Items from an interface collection

------------------------------------

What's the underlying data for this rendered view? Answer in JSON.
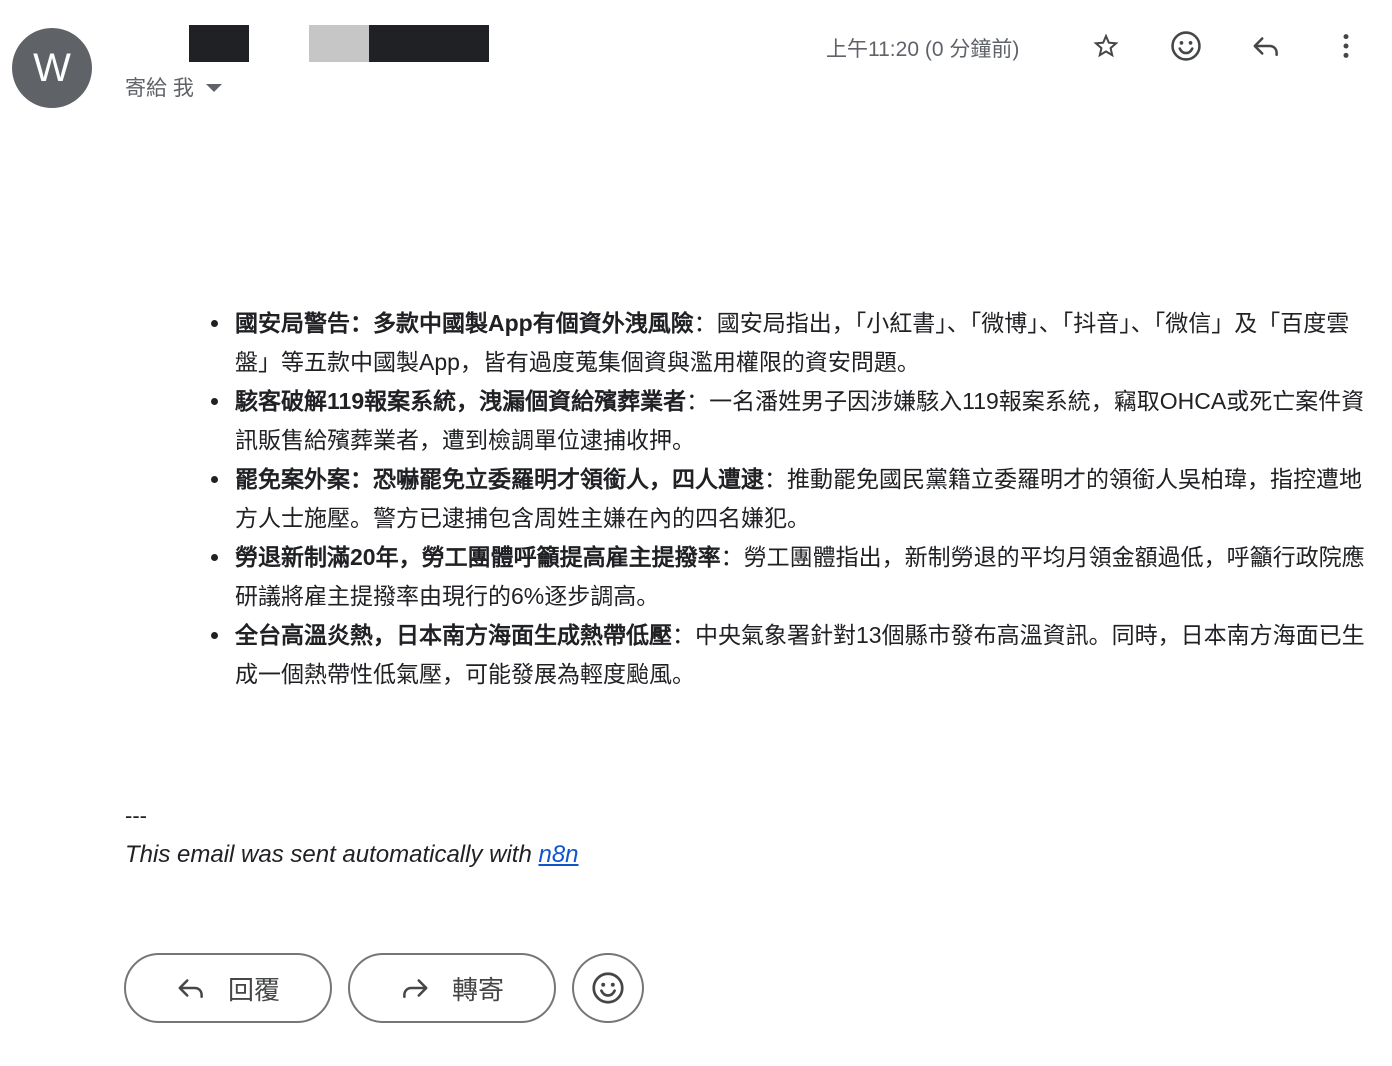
{
  "sender": {
    "avatar_letter": "W"
  },
  "recipient": {
    "label": "寄給 我"
  },
  "header": {
    "timestamp": "上午11:20 (0 分鐘前)",
    "icons": [
      "star-icon",
      "emoji-icon",
      "reply-icon",
      "more-vert-icon"
    ]
  },
  "body": {
    "items": [
      {
        "title": "國安局警告：多款中國製App有個資外洩風險",
        "text": "：國安局指出，「小紅書」、「微博」、「抖音」、「微信」及「百度雲盤」等五款中國製App，皆有過度蒐集個資與濫用權限的資安問題。"
      },
      {
        "title": "駭客破解119報案系統，洩漏個資給殯葬業者",
        "text": "：一名潘姓男子因涉嫌駭入119報案系統，竊取OHCA或死亡案件資訊販售給殯葬業者，遭到檢調單位逮捕收押。"
      },
      {
        "title": "罷免案外案：恐嚇罷免立委羅明才領銜人，四人遭逮",
        "text": "：推動罷免國民黨籍立委羅明才的領銜人吳柏瑋，指控遭地方人士施壓。警方已逮捕包含周姓主嫌在內的四名嫌犯。"
      },
      {
        "title": "勞退新制滿20年，勞工團體呼籲提高雇主提撥率",
        "text": "：勞工團體指出，新制勞退的平均月領金額過低，呼籲行政院應研議將雇主提撥率由現行的6%逐步調高。"
      },
      {
        "title": "全台高溫炎熱，日本南方海面生成熱帶低壓",
        "text": "：中央氣象署針對13個縣市發布高溫資訊。同時，日本南方海面已生成一個熱帶性低氣壓，可能發展為輕度颱風。"
      }
    ]
  },
  "signature": {
    "separator": "---",
    "text": "This email was sent automatically with ",
    "link_text": "n8n"
  },
  "actions": {
    "reply_label": "回覆",
    "forward_label": "轉寄"
  },
  "colors": {
    "avatar_bg": "#5f6368",
    "link": "#1155cc",
    "muted_text": "#5f6368"
  }
}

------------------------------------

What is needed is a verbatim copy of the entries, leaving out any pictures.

> Exercise solution
What's the underlying data for this rendered view? Answer in JSON.
{
  "sender": {
    "avatar_letter": "W"
  },
  "recipient": {
    "label": "寄給 我"
  },
  "header": {
    "timestamp": "上午11:20 (0 分鐘前)",
    "icons": [
      "star-icon",
      "emoji-icon",
      "reply-icon",
      "more-vert-icon"
    ]
  },
  "body": {
    "items": [
      {
        "title": "國安局警告：多款中國製App有個資外洩風險",
        "text": "：國安局指出，「小紅書」、「微博」、「抖音」、「微信」及「百度雲盤」等五款中國製App，皆有過度蒐集個資與濫用權限的資安問題。"
      },
      {
        "title": "駭客破解119報案系統，洩漏個資給殯葬業者",
        "text": "：一名潘姓男子因涉嫌駭入119報案系統，竊取OHCA或死亡案件資訊販售給殯葬業者，遭到檢調單位逮捕收押。"
      },
      {
        "title": "罷免案外案：恐嚇罷免立委羅明才領銜人，四人遭逮",
        "text": "：推動罷免國民黨籍立委羅明才的領銜人吳柏瑋，指控遭地方人士施壓。警方已逮捕包含周姓主嫌在內的四名嫌犯。"
      },
      {
        "title": "勞退新制滿20年，勞工團體呼籲提高雇主提撥率",
        "text": "：勞工團體指出，新制勞退的平均月領金額過低，呼籲行政院應研議將雇主提撥率由現行的6%逐步調高。"
      },
      {
        "title": "全台高溫炎熱，日本南方海面生成熱帶低壓",
        "text": "：中央氣象署針對13個縣市發布高溫資訊。同時，日本南方海面已生成一個熱帶性低氣壓，可能發展為輕度颱風。"
      }
    ]
  },
  "signature": {
    "separator": "---",
    "text": "This email was sent automatically with ",
    "link_text": "n8n"
  },
  "actions": {
    "reply_label": "回覆",
    "forward_label": "轉寄"
  },
  "colors": {
    "avatar_bg": "#5f6368",
    "link": "#1155cc",
    "muted_text": "#5f6368"
  }
}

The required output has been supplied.